* _Task inputs_:
※ ※ ※

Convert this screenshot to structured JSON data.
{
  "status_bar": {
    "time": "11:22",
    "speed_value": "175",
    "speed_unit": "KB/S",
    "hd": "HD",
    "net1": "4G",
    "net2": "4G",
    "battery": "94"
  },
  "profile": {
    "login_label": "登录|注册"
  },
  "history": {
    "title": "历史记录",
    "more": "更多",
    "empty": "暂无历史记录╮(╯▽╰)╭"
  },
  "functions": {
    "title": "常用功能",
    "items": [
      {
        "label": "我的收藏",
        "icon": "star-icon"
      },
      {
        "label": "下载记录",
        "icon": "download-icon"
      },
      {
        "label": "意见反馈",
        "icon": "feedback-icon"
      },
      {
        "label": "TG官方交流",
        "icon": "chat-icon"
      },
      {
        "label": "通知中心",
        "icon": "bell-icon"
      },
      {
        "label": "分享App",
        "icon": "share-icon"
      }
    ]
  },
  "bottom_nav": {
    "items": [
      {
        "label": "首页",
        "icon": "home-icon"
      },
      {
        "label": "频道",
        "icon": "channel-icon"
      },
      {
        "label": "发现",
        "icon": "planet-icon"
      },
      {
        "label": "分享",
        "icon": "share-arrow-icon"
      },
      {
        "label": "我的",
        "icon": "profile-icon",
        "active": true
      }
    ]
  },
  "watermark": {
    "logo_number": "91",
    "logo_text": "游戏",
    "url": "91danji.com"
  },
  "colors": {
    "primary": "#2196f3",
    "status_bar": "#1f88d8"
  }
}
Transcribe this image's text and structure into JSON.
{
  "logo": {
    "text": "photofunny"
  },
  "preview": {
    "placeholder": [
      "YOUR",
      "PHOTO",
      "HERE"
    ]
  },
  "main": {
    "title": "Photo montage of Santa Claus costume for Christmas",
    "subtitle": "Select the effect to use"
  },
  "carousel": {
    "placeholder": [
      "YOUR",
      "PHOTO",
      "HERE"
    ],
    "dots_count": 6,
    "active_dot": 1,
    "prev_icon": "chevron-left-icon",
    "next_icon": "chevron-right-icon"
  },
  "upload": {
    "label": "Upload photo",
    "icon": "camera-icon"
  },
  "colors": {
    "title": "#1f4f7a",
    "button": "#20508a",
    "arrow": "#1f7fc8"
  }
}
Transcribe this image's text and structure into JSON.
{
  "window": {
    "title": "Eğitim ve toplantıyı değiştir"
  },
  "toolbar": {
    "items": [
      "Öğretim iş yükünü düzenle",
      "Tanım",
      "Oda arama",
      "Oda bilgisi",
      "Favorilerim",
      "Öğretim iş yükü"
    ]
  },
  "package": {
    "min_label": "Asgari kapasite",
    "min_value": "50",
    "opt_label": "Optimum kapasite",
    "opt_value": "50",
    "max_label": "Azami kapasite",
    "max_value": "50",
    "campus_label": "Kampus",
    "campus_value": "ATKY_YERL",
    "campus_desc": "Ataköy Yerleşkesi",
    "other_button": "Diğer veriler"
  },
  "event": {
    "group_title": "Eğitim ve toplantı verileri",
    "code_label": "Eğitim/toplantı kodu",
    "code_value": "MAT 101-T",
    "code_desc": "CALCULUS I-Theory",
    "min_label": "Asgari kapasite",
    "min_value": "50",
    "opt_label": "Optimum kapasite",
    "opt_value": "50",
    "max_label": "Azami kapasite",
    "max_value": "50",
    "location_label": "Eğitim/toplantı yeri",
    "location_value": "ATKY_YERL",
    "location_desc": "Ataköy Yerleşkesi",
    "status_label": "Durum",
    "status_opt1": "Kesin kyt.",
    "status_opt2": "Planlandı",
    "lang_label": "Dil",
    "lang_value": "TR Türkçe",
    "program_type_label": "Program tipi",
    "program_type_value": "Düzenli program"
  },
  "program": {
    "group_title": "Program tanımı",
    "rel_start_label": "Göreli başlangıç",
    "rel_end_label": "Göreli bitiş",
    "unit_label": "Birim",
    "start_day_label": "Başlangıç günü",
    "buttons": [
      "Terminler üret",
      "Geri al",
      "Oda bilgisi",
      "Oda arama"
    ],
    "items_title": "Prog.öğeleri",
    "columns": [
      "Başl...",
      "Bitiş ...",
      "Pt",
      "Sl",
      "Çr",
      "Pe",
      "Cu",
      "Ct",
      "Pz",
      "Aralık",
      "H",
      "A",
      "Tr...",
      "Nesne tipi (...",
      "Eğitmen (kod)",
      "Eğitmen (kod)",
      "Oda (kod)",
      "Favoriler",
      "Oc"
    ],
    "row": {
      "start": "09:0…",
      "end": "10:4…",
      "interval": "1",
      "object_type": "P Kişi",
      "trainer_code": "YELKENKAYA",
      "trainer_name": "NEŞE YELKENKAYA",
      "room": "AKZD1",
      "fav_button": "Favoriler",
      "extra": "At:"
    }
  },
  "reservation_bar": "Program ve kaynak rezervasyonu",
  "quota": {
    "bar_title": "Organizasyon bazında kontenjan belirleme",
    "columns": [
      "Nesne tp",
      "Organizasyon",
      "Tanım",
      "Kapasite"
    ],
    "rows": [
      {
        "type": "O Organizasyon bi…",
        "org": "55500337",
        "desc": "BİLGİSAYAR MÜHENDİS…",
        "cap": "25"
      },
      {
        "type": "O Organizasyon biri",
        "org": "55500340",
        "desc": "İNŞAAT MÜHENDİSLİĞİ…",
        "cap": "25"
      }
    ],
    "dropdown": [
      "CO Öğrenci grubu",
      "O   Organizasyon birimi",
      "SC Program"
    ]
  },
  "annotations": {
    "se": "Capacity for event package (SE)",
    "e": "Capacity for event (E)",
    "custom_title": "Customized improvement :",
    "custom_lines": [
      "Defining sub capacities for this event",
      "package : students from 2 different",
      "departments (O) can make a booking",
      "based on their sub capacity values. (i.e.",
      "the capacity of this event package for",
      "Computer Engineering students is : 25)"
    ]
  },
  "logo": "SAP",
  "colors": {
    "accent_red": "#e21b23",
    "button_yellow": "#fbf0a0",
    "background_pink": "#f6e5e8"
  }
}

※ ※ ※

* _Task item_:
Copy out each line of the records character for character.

* _Solution to this problem_:
Convert this screenshot to structured JSON data.
{
  "status_bar": {
    "time": "11:22",
    "speed_value": "175",
    "speed_unit": "KB/S",
    "hd": "HD",
    "net1": "4G",
    "net2": "4G",
    "battery": "94"
  },
  "profile": {
    "login_label": "登录|注册"
  },
  "history": {
    "title": "历史记录",
    "more": "更多",
    "empty": "暂无历史记录╮(╯▽╰)╭"
  },
  "functions": {
    "title": "常用功能",
    "items": [
      {
        "label": "我的收藏",
        "icon": "star-icon"
      },
      {
        "label": "下载记录",
        "icon": "download-icon"
      },
      {
        "label": "意见反馈",
        "icon": "feedback-icon"
      },
      {
        "label": "TG官方交流",
        "icon": "chat-icon"
      },
      {
        "label": "通知中心",
        "icon": "bell-icon"
      },
      {
        "label": "分享App",
        "icon": "share-icon"
      }
    ]
  },
  "bottom_nav": {
    "items": [
      {
        "label": "首页",
        "icon": "home-icon"
      },
      {
        "label": "频道",
        "icon": "channel-icon"
      },
      {
        "label": "发现",
        "icon": "planet-icon"
      },
      {
        "label": "分享",
        "icon": "share-arrow-icon"
      },
      {
        "label": "我的",
        "icon": "profile-icon",
        "active": true
      }
    ]
  },
  "watermark": {
    "logo_number": "91",
    "logo_text": "游戏",
    "url": "91danji.com"
  },
  "colors": {
    "primary": "#2196f3",
    "status_bar": "#1f88d8"
  }
}
Transcribe this image's text and structure into JSON.
{
  "logo": {
    "text": "photofunny"
  },
  "preview": {
    "placeholder": [
      "YOUR",
      "PHOTO",
      "HERE"
    ]
  },
  "main": {
    "title": "Photo montage of Santa Claus costume for Christmas",
    "subtitle": "Select the effect to use"
  },
  "carousel": {
    "placeholder": [
      "YOUR",
      "PHOTO",
      "HERE"
    ],
    "dots_count": 6,
    "active_dot": 1,
    "prev_icon": "chevron-left-icon",
    "next_icon": "chevron-right-icon"
  },
  "upload": {
    "label": "Upload photo",
    "icon": "camera-icon"
  },
  "colors": {
    "title": "#1f4f7a",
    "button": "#20508a",
    "arrow": "#1f7fc8"
  }
}
Transcribe this image's text and structure into JSON.
{
  "window": {
    "title": "Eğitim ve toplantıyı değiştir"
  },
  "toolbar": {
    "items": [
      "Öğretim iş yükünü düzenle",
      "Tanım",
      "Oda arama",
      "Oda bilgisi",
      "Favorilerim",
      "Öğretim iş yükü"
    ]
  },
  "package": {
    "min_label": "Asgari kapasite",
    "min_value": "50",
    "opt_label": "Optimum kapasite",
    "opt_value": "50",
    "max_label": "Azami kapasite",
    "max_value": "50",
    "campus_label": "Kampus",
    "campus_value": "ATKY_YERL",
    "campus_desc": "Ataköy Yerleşkesi",
    "other_button": "Diğer veriler"
  },
  "event": {
    "group_title": "Eğitim ve toplantı verileri",
    "code_label": "Eğitim/toplantı kodu",
    "code_value": "MAT 101-T",
    "code_desc": "CALCULUS I-Theory",
    "min_label": "Asgari kapasite",
    "min_value": "50",
    "opt_label": "Optimum kapasite",
    "opt_value": "50",
    "max_label": "Azami kapasite",
    "max_value": "50",
    "location_label": "Eğitim/toplantı yeri",
    "location_value": "ATKY_YERL",
    "location_desc": "Ataköy Yerleşkesi",
    "status_label": "Durum",
    "status_opt1": "Kesin kyt.",
    "status_opt2": "Planlandı",
    "lang_label": "Dil",
    "lang_value": "TR Türkçe",
    "program_type_label": "Program tipi",
    "program_type_value": "Düzenli program"
  },
  "program": {
    "group_title": "Program tanımı",
    "rel_start_label": "Göreli başlangıç",
    "rel_end_label": "Göreli bitiş",
    "unit_label": "Birim",
    "start_day_label": "Başlangıç günü",
    "buttons": [
      "Terminler üret",
      "Geri al",
      "Oda bilgisi",
      "Oda arama"
    ],
    "items_title": "Prog.öğeleri",
    "columns": [
      "Başl...",
      "Bitiş ...",
      "Pt",
      "Sl",
      "Çr",
      "Pe",
      "Cu",
      "Ct",
      "Pz",
      "Aralık",
      "H",
      "A",
      "Tr...",
      "Nesne tipi (...",
      "Eğitmen (kod)",
      "Eğitmen (kod)",
      "Oda (kod)",
      "Favoriler",
      "Oc"
    ],
    "row": {
      "start": "09:0…",
      "end": "10:4…",
      "interval": "1",
      "object_type": "P Kişi",
      "trainer_code": "YELKENKAYA",
      "trainer_name": "NEŞE YELKENKAYA",
      "room": "AKZD1",
      "fav_button": "Favoriler",
      "extra": "At:"
    }
  },
  "reservation_bar": "Program ve kaynak rezervasyonu",
  "quota": {
    "bar_title": "Organizasyon bazında kontenjan belirleme",
    "columns": [
      "Nesne tp",
      "Organizasyon",
      "Tanım",
      "Kapasite"
    ],
    "rows": [
      {
        "type": "O Organizasyon bi…",
        "org": "55500337",
        "desc": "BİLGİSAYAR MÜHENDİS…",
        "cap": "25"
      },
      {
        "type": "O Organizasyon biri",
        "org": "55500340",
        "desc": "İNŞAAT MÜHENDİSLİĞİ…",
        "cap": "25"
      }
    ],
    "dropdown": [
      "CO Öğrenci grubu",
      "O   Organizasyon birimi",
      "SC Program"
    ]
  },
  "annotations": {
    "se": "Capacity for event package (SE)",
    "e": "Capacity for event (E)",
    "custom_title": "Customized improvement :",
    "custom_lines": [
      "Defining sub capacities for this event",
      "package : students from 2 different",
      "departments (O) can make a booking",
      "based on their sub capacity values. (i.e.",
      "the capacity of this event package for",
      "Computer Engineering students is : 25)"
    ]
  },
  "logo": "SAP",
  "colors": {
    "accent_red": "#e21b23",
    "button_yellow": "#fbf0a0",
    "background_pink": "#f6e5e8"
  }
}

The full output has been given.